So the PC scene lacked good stories for me at the time. I know that there were probably games out there that would have qualified, had I played them. Of the ones that I did play, story was not the most notable element. The Dreamcast was just about dead by this time, and the PlayStation 2 was the next big thing. Still in mourning over my beloved Dreamcast, I was not impressed by the PS2 and its meager assortment of games. Even when Final Fantasy X came out, though impressed, I wasn't drawn in by its story enough to warrant an obsession. It almost seems like the entire desire to create good stories in games had gone up in the smoke of the Dreamcast's funeral pyre.
I suppose that working in the video game retail business had me somewhat tired of games too. Tired not so much of playing them, as I was of the same old formulas used by big companies to just keep profiting from a franchise or genre. Just as story seemed to have died away, so too did innovation. As it often seems to happen, a period of prosperity tends to be followed by a period of recession. This was perhaps what I saw happening. Yet recessions come to an and as well.

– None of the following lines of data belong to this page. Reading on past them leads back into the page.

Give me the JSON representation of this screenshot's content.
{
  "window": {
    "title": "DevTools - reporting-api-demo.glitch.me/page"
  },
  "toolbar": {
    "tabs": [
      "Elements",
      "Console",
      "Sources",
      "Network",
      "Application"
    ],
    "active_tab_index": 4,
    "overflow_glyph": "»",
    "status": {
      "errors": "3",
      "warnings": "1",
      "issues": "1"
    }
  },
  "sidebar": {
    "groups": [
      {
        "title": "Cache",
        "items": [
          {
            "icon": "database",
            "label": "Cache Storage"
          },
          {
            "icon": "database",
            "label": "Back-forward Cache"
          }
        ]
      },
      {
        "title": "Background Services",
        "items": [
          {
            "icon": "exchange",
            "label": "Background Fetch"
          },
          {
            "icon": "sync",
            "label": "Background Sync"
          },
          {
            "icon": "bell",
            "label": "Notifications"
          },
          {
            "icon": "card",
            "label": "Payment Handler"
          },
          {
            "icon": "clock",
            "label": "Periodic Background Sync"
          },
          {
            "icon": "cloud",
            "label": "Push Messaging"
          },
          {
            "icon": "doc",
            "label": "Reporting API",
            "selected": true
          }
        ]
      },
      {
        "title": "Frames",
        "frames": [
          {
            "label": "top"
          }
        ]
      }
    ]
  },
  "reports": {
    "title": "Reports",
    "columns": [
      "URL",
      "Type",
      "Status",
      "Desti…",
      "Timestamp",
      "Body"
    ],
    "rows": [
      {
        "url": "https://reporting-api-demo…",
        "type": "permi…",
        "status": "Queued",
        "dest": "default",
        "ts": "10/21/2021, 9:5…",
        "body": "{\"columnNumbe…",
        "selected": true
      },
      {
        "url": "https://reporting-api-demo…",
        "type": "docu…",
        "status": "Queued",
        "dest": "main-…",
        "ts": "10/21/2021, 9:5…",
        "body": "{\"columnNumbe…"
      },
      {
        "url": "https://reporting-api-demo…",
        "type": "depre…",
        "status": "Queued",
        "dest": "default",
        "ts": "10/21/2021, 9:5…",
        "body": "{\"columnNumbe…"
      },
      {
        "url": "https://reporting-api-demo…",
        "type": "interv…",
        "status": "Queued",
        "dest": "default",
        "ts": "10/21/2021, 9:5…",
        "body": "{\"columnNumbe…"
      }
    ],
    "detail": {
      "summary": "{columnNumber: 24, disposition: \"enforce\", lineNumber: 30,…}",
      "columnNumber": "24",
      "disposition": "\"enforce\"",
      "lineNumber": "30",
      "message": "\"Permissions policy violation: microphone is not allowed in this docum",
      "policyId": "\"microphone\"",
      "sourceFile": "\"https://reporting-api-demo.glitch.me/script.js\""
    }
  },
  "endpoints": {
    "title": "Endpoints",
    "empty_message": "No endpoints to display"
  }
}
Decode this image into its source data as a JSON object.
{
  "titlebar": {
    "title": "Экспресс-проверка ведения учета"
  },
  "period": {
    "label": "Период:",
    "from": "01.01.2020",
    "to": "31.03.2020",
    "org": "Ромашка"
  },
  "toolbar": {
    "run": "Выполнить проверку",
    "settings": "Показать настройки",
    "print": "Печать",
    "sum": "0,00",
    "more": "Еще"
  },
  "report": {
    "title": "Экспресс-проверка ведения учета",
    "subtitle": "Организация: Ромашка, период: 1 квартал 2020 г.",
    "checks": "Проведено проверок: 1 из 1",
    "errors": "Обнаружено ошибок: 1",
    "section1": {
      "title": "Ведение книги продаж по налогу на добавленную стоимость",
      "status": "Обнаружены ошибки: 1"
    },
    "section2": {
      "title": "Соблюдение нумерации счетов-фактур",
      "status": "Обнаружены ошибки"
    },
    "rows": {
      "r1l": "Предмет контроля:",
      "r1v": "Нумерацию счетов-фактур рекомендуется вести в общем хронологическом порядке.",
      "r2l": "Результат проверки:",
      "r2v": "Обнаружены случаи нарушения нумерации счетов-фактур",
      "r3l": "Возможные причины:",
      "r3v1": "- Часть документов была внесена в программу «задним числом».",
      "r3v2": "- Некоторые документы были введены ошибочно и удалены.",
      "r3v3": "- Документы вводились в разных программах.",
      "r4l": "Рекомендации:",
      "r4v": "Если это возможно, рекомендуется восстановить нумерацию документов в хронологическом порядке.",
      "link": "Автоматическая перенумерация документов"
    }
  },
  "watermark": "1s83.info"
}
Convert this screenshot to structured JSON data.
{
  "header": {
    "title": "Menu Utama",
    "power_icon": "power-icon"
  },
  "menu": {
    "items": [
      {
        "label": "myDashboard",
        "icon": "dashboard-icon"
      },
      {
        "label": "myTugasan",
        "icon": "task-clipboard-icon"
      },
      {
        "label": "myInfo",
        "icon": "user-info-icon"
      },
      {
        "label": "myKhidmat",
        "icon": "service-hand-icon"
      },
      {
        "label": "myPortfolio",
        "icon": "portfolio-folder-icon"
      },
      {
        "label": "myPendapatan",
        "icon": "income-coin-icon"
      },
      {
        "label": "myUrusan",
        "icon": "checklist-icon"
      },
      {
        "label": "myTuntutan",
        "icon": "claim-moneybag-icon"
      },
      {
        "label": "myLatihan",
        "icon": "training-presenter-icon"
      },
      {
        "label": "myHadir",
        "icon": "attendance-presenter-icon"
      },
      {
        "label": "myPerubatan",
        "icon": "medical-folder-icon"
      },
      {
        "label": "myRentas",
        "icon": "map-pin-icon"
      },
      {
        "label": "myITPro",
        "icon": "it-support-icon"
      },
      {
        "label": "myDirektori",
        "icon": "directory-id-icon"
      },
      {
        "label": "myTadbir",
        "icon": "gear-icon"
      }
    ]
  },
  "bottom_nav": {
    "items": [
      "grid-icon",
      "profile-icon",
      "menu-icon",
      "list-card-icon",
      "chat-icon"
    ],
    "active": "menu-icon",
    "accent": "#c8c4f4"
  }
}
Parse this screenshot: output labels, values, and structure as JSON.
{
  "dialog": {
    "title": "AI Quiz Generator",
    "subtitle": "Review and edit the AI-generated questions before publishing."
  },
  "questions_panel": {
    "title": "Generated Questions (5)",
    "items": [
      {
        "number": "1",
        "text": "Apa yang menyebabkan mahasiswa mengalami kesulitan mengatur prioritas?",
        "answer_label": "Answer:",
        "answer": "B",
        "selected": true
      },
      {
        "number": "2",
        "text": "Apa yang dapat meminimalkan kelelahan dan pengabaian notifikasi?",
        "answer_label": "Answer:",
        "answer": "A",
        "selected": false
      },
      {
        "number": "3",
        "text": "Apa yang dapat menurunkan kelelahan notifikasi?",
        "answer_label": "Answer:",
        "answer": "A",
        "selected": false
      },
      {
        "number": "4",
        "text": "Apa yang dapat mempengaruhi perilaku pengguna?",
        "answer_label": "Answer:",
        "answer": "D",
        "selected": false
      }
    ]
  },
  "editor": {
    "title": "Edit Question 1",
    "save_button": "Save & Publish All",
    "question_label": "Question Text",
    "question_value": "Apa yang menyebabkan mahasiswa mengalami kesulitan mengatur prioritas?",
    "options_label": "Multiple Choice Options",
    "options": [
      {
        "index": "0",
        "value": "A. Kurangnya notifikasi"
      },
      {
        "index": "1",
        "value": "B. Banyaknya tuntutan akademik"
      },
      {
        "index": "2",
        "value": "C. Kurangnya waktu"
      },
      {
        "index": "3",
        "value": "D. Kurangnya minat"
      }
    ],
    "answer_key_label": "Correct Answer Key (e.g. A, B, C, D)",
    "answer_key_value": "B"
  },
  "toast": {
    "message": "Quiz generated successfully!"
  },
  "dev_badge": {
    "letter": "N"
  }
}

In summary, the games which get the prestigious Mentis Award for Storytelling are Omikron: The Nomad Soul, Seaman, and Shenmue. Only a few this time around.
In the next part of my completely subjective game awards, I'll be exploring the next generation of immersing adventures that consumed our days and nights. Read on!